By Thomson Reuters Apr 10, 2024 | 3:36 PM

By David Shepardson

WASHINGTON (Reuters) -The National Transportation Safety Board is conducting a new round of interviews with Boeing and Federal Aviation Administration personnel this week in its probe into the January Alaska Airlines 737 MAX 9 in-flight emergency.

NTSB Chair Jennifer Homendy on Wednesday said investigators were back at the 737 plant in Renton, Washington, this week for more interviews.

“We are looking at other instances where a door plug was opened and closed to make sure that those records are available,” Homendy said at a U.S. Senate hearing, saying investigators want to make sure those instances were documented.

Last month, Boeing said it believed required documents detailing the removal of the door plug in the Alaska Airlines plane involved in the emergency were never created.
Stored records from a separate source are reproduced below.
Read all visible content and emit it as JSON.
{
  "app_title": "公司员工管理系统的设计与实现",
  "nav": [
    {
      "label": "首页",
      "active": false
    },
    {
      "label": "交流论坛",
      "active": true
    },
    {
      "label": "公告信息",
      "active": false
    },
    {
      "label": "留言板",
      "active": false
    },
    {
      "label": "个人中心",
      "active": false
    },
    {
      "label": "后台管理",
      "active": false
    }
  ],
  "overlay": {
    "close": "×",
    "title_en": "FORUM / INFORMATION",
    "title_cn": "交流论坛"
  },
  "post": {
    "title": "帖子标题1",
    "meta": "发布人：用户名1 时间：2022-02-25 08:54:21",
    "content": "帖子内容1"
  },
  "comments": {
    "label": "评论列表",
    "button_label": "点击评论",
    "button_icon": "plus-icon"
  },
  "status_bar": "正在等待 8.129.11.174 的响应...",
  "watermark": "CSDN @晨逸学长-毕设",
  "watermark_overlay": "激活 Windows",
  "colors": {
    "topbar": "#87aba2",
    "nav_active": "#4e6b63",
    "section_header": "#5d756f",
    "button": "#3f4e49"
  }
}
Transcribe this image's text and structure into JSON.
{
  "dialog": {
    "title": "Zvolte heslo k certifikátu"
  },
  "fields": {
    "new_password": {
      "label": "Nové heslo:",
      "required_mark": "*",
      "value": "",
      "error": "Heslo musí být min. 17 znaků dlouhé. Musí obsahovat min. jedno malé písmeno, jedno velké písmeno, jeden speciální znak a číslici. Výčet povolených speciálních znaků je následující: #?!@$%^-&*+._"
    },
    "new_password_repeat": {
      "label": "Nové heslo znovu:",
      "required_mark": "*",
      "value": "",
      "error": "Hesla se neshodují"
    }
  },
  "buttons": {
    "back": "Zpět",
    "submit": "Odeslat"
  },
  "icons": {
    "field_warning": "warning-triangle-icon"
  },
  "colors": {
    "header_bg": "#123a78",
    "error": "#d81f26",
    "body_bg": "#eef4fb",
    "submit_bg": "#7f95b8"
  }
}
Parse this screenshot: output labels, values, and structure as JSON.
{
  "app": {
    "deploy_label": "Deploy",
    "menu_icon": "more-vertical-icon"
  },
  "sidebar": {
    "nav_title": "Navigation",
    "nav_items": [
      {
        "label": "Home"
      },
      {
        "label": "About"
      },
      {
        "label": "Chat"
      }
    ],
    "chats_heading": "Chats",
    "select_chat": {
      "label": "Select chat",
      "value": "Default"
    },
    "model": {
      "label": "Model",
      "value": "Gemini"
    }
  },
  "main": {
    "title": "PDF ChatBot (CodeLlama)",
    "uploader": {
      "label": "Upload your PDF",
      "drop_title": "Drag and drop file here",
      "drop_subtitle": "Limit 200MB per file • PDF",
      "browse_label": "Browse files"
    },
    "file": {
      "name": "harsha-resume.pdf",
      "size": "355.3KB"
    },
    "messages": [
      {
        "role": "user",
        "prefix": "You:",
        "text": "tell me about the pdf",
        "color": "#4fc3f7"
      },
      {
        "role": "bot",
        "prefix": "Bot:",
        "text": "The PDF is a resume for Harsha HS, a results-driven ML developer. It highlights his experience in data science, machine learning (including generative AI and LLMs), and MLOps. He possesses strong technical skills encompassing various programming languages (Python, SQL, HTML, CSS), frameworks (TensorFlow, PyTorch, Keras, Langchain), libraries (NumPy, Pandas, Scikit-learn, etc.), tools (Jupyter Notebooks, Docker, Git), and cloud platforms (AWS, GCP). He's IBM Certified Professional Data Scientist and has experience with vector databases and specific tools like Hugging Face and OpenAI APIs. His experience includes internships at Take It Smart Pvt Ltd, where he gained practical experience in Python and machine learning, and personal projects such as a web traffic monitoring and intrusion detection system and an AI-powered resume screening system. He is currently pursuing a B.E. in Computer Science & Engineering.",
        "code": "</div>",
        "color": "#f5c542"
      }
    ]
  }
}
The door plug panel blew off the Alaska Airlines flight not long after taking off from Portland, Oregon, on Jan. 5.

Homendy said investigators are also looking at what more could be done and at the planemaker’s safety culture. She said the NTSB could conduct a safety culture survey at Boeing.
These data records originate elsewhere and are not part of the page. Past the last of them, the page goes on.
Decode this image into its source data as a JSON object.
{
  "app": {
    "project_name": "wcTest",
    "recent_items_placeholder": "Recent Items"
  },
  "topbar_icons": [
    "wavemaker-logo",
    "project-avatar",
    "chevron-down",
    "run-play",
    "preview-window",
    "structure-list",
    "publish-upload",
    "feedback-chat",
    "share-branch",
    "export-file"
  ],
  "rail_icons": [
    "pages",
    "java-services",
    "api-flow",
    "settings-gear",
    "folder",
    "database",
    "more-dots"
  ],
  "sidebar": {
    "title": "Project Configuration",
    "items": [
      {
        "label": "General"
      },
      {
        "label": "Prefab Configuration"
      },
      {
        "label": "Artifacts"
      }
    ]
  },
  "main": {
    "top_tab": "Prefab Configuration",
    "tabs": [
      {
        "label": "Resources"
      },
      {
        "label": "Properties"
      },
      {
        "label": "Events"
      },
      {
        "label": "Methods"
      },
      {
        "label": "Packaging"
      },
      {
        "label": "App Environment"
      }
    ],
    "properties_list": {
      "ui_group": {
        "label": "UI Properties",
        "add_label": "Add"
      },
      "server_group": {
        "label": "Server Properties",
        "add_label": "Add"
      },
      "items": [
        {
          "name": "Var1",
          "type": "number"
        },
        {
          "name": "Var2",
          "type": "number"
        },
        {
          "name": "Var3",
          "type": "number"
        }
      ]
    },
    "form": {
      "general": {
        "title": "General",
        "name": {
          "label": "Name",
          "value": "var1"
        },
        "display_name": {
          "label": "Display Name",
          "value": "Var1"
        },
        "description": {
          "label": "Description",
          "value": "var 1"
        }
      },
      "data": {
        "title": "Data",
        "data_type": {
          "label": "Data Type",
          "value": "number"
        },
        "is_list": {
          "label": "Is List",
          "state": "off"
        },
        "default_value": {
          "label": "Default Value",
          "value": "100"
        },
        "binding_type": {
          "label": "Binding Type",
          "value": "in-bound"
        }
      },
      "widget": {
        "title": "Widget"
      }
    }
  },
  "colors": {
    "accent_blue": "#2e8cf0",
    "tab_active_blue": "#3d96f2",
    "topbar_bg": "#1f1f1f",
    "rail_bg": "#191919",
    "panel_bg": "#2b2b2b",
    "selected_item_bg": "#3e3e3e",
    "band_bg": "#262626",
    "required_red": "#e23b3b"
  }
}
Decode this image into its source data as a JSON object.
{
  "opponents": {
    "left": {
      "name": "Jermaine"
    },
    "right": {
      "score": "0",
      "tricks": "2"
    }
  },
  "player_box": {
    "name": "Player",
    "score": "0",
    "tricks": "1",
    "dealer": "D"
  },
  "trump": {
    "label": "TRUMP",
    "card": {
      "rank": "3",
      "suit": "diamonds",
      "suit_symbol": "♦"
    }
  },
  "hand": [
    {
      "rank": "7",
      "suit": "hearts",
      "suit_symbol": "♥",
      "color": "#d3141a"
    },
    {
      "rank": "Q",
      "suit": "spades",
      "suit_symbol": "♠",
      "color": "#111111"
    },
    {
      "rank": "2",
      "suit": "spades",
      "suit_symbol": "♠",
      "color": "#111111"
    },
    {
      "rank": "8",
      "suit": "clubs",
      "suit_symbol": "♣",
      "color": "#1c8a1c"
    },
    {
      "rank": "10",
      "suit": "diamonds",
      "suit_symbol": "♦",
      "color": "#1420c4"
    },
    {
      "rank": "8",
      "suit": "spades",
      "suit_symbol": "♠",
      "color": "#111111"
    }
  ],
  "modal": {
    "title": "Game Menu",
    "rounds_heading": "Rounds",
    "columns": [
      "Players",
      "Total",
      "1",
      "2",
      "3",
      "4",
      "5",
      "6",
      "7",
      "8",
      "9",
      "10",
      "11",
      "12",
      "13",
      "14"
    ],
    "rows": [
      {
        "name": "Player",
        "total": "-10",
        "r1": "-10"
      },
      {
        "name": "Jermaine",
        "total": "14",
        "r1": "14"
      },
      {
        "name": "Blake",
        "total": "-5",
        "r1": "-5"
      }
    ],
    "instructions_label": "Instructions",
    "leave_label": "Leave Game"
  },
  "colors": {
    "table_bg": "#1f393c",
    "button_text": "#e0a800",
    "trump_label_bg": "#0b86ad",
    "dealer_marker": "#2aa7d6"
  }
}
Following the incident, the FAA grounded the MAX 9 for several weeks, barred Boeing from increasing MAX production, and ordered the company to address systemic quality-control issues within 90 days after an audit found fault with the company’s manufacturing processes.
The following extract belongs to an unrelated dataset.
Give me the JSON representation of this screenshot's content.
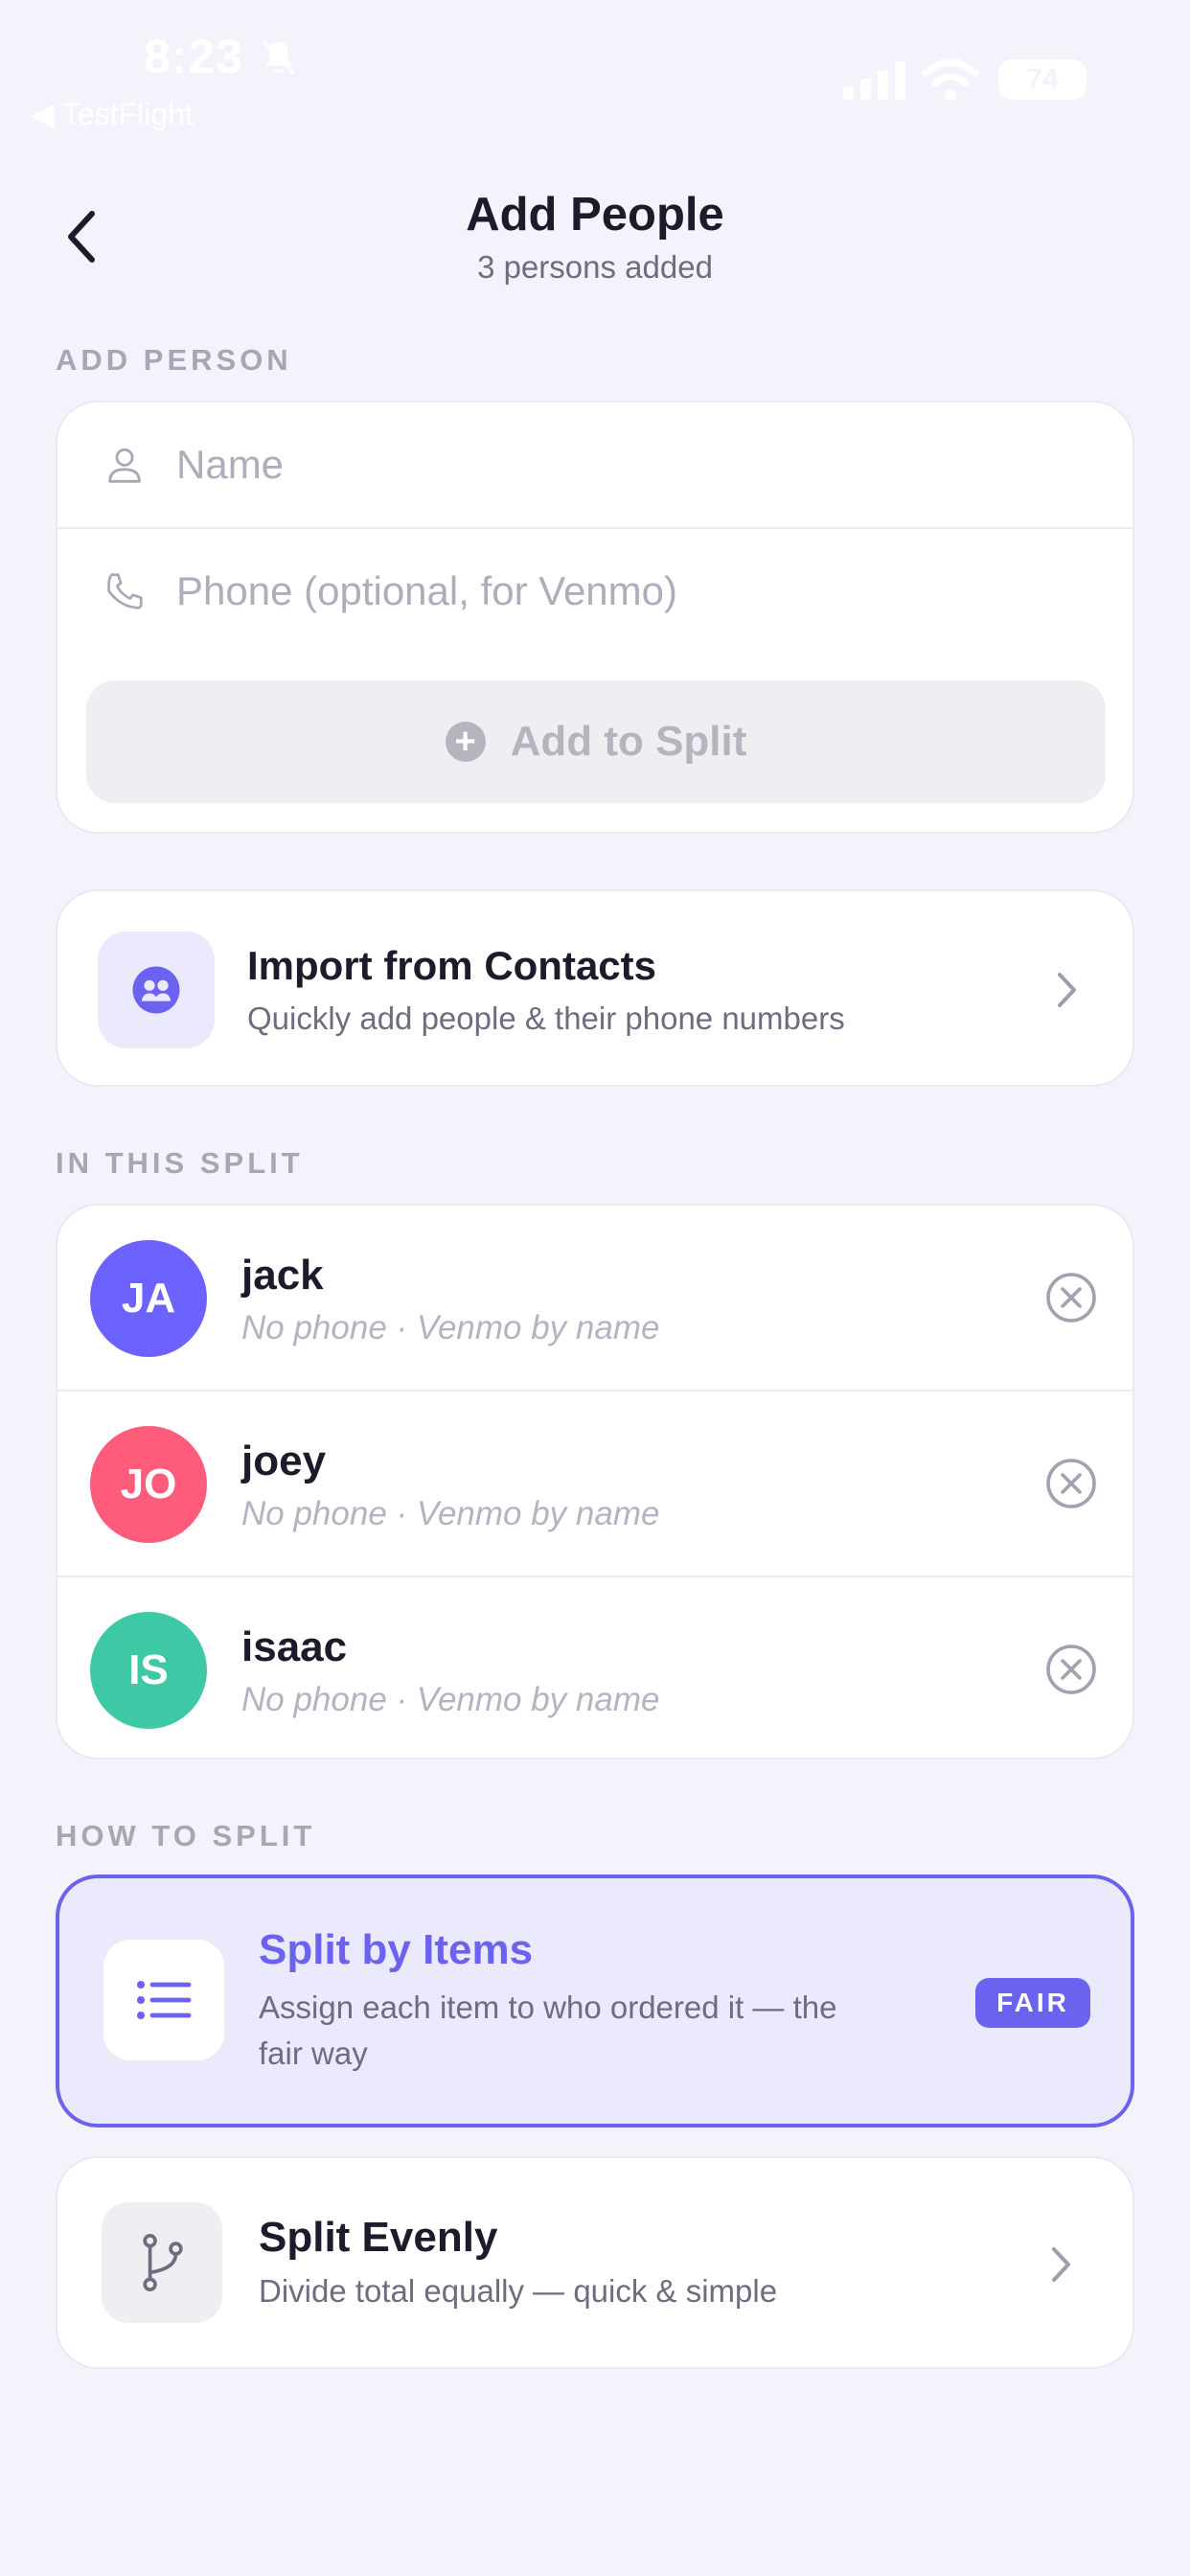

Homendy said last month investigators did not know who worked on the Alaska Boeing 737 MAX 9.

The NTSB said previously that four key bolts were missing from the door plug that blew out.

The Justice Department has opened a criminal investigation into the emergency.

Homendy in March criticized what she called Boeing’s lack of cooperation and failure to disclose some documents, including on the door plug opening and closing, as well as the names of 25 workers on the door crew in Renton. After Homendy’s comments, Boeing provided the 25 names, and the planemaker said it was cooperating.

The NTSB plans to hold a public investigative hearing into the Alaska Airlines incident on Aug. 6-7.

Homendy said the hearing would include testimony from employees at Boeing and fuselage manufacturer Spirit AeroSystems and others like Alaska Airlines.

(Reporting by David Shepardson; Editing by Chizu Nomiyama and Jonathan Oatis)